- Opening Delimiter -
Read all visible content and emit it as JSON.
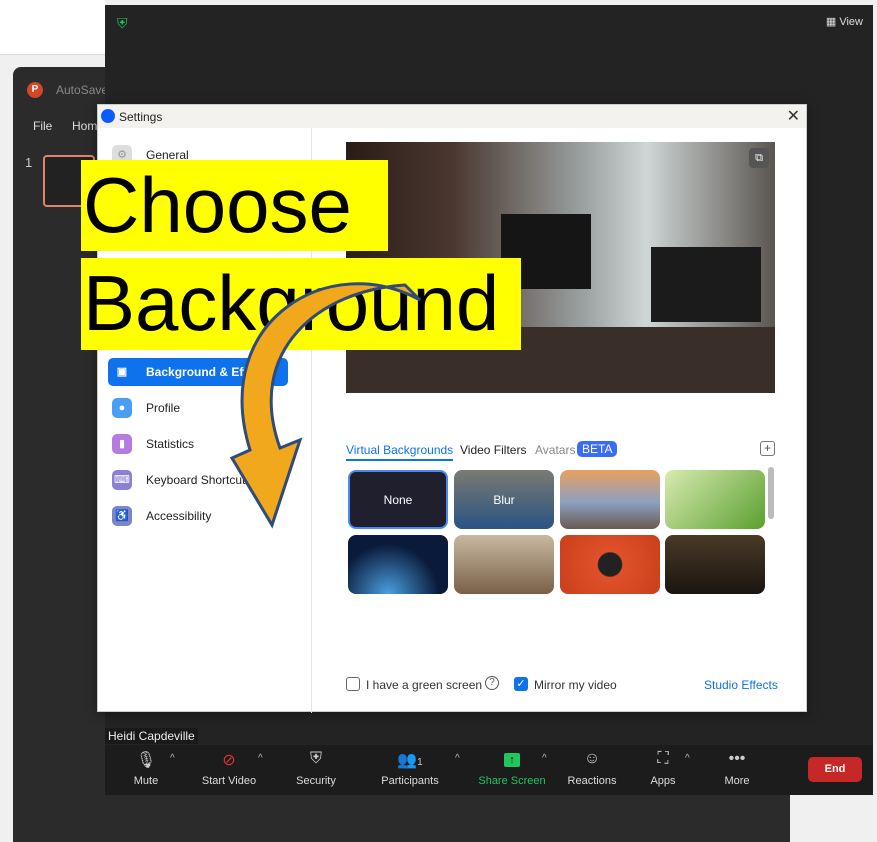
{
  "powerpoint": {
    "autosave": "AutoSave",
    "menu": [
      "File",
      "Hom"
    ],
    "slide_number": "1"
  },
  "zoom": {
    "view_label": "View",
    "name_tag": "Heidi Capdeville"
  },
  "settings": {
    "title": "Settings",
    "sidebar": [
      {
        "label": "General"
      },
      {
        "label": "Background & Effects"
      },
      {
        "label": "Profile"
      },
      {
        "label": "Statistics"
      },
      {
        "label": "Keyboard Shortcuts"
      },
      {
        "label": "Accessibility"
      }
    ],
    "tabs": {
      "virtual": "Virtual Backgrounds",
      "filters": "Video Filters",
      "avatars": "Avatars",
      "beta": "BETA"
    },
    "tiles": {
      "none": "None",
      "blur": "Blur"
    },
    "green_screen": "I have a green screen",
    "mirror": "Mirror my video",
    "studio": "Studio Effects"
  },
  "overlay": {
    "line1": "Choose",
    "line2": "Background"
  },
  "toolbar": {
    "mute": "Mute",
    "video": "Start Video",
    "security": "Security",
    "participants": "Participants",
    "participant_count": "1",
    "share": "Share Screen",
    "reactions": "Reactions",
    "apps": "Apps",
    "more": "More",
    "end": "End"
  }
}
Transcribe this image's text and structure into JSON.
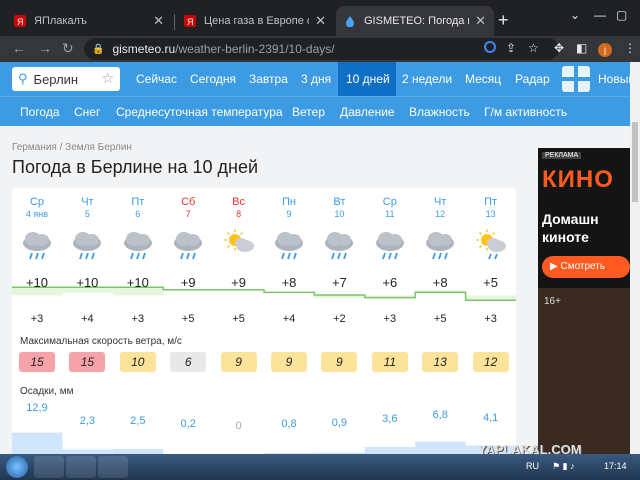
{
  "browser": {
    "tabs": [
      {
        "title": "ЯПлакалъ",
        "active": false
      },
      {
        "title": "Цена газа в Европе опустилась",
        "active": false
      },
      {
        "title": "GISMETEO: Погода в Берлине на",
        "active": true
      }
    ],
    "url_host": "gismeteo.ru",
    "url_path": "/weather-berlin-2391/10-days/",
    "avatar_letter": "j"
  },
  "site": {
    "search_value": "Берлин",
    "nav": [
      "Сейчас",
      "Сегодня",
      "Завтра",
      "3 дня",
      "10 дней",
      "2 недели",
      "Месяц",
      "Радар",
      "Новый"
    ],
    "active_nav": "10 дней",
    "subnav": [
      "Погода",
      "Снег",
      "Среднесуточная температура",
      "Ветер",
      "Давление",
      "Влажность",
      "Г/м активность"
    ],
    "breadcrumb": "Германия / Земля Берлин",
    "title": "Погода в Берлине на 10 дней",
    "wind_title": "Максимальная скорость ветра, м/с",
    "precip_title": "Осадки, мм",
    "days": [
      {
        "name": "Ср",
        "date": "4 янв",
        "weekend": false,
        "icon": "cloud-rain-icon",
        "tmax": "+10",
        "tmin": "+3",
        "wind": "15",
        "windcolor": "#f5a3a8",
        "precip": "12,9",
        "precip_level": 0.9
      },
      {
        "name": "Чт",
        "date": "5",
        "weekend": false,
        "icon": "cloud-rain-icon",
        "tmax": "+10",
        "tmin": "+4",
        "wind": "15",
        "windcolor": "#f5a3a8",
        "precip": "2,3",
        "precip_level": 0.25
      },
      {
        "name": "Пт",
        "date": "6",
        "weekend": false,
        "icon": "cloud-rain-icon",
        "tmax": "+10",
        "tmin": "+3",
        "wind": "10",
        "windcolor": "#fbe39a",
        "precip": "2,5",
        "precip_level": 0.27
      },
      {
        "name": "Сб",
        "date": "7",
        "weekend": true,
        "icon": "cloud-rain-icon",
        "tmax": "+9",
        "tmin": "+5",
        "wind": "6",
        "windcolor": "#e8e8e8",
        "precip": "0,2",
        "precip_level": 0.08
      },
      {
        "name": "Вс",
        "date": "8",
        "weekend": true,
        "icon": "sun-cloud-icon",
        "tmax": "+9",
        "tmin": "+5",
        "wind": "9",
        "windcolor": "#fbe39a",
        "precip": "0",
        "precip_level": 0
      },
      {
        "name": "Пн",
        "date": "9",
        "weekend": false,
        "icon": "cloud-rain-icon",
        "tmax": "+8",
        "tmin": "+4",
        "wind": "9",
        "windcolor": "#fbe39a",
        "precip": "0,8",
        "precip_level": 0.12
      },
      {
        "name": "Вт",
        "date": "10",
        "weekend": false,
        "icon": "cloud-rain-icon",
        "tmax": "+7",
        "tmin": "+2",
        "wind": "9",
        "windcolor": "#fbe39a",
        "precip": "0,9",
        "precip_level": 0.13
      },
      {
        "name": "Ср",
        "date": "11",
        "weekend": false,
        "icon": "cloud-rain-icon",
        "tmax": "+6",
        "tmin": "+3",
        "wind": "11",
        "windcolor": "#fbe39a",
        "precip": "3,6",
        "precip_level": 0.35
      },
      {
        "name": "Чт",
        "date": "12",
        "weekend": false,
        "icon": "cloud-rain-icon",
        "tmax": "+8",
        "tmin": "+5",
        "wind": "13",
        "windcolor": "#fbe39a",
        "precip": "6,8",
        "precip_level": 0.55
      },
      {
        "name": "Пт",
        "date": "13",
        "weekend": false,
        "icon": "sun-cloud-rain-icon",
        "tmax": "+5",
        "tmin": "+3",
        "wind": "12",
        "windcolor": "#fbe39a",
        "precip": "4,1",
        "precip_level": 0.4
      }
    ]
  },
  "ad": {
    "label": "РЕКЛАМА",
    "logo": "КИНО",
    "text": "Домашн\nкиноте",
    "button": "▶ Смотреть",
    "age": "16+"
  },
  "watermark": "YAPLAKAL.COM",
  "taskbar": {
    "lang": "RU",
    "time": "17:14"
  }
}
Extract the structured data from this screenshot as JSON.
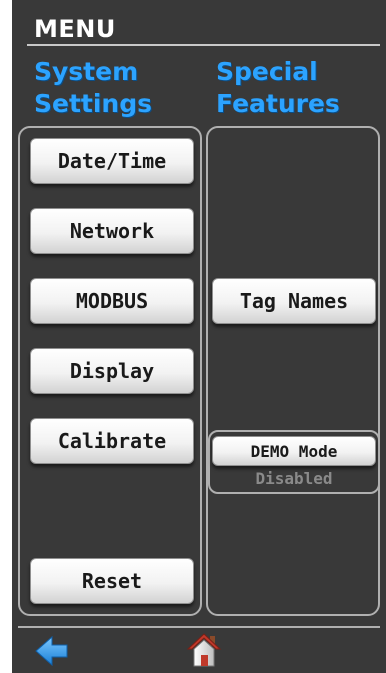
{
  "menu": {
    "title": "MENU"
  },
  "left_column": {
    "header_line1": "System",
    "header_line2": "Settings",
    "buttons": [
      "Date/Time",
      "Network",
      "MODBUS",
      "Display",
      "Calibrate",
      "Reset"
    ]
  },
  "right_column": {
    "header_line1": "Special",
    "header_line2": "Features",
    "tag_names_label": "Tag Names",
    "demo_mode": {
      "label": "DEMO Mode",
      "status": "Disabled"
    }
  },
  "nav": {
    "back_icon": "back-arrow-icon",
    "home_icon": "home-icon"
  },
  "colors": {
    "background": "#393939",
    "header_accent": "#2ca3ff",
    "status_text": "#8a8a8a"
  }
}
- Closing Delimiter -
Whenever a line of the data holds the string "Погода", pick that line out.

        "title": "GISMETEO: Погода в Берлине на",
      "Погода",
    "title": "Погода в Берлине на 10 дней",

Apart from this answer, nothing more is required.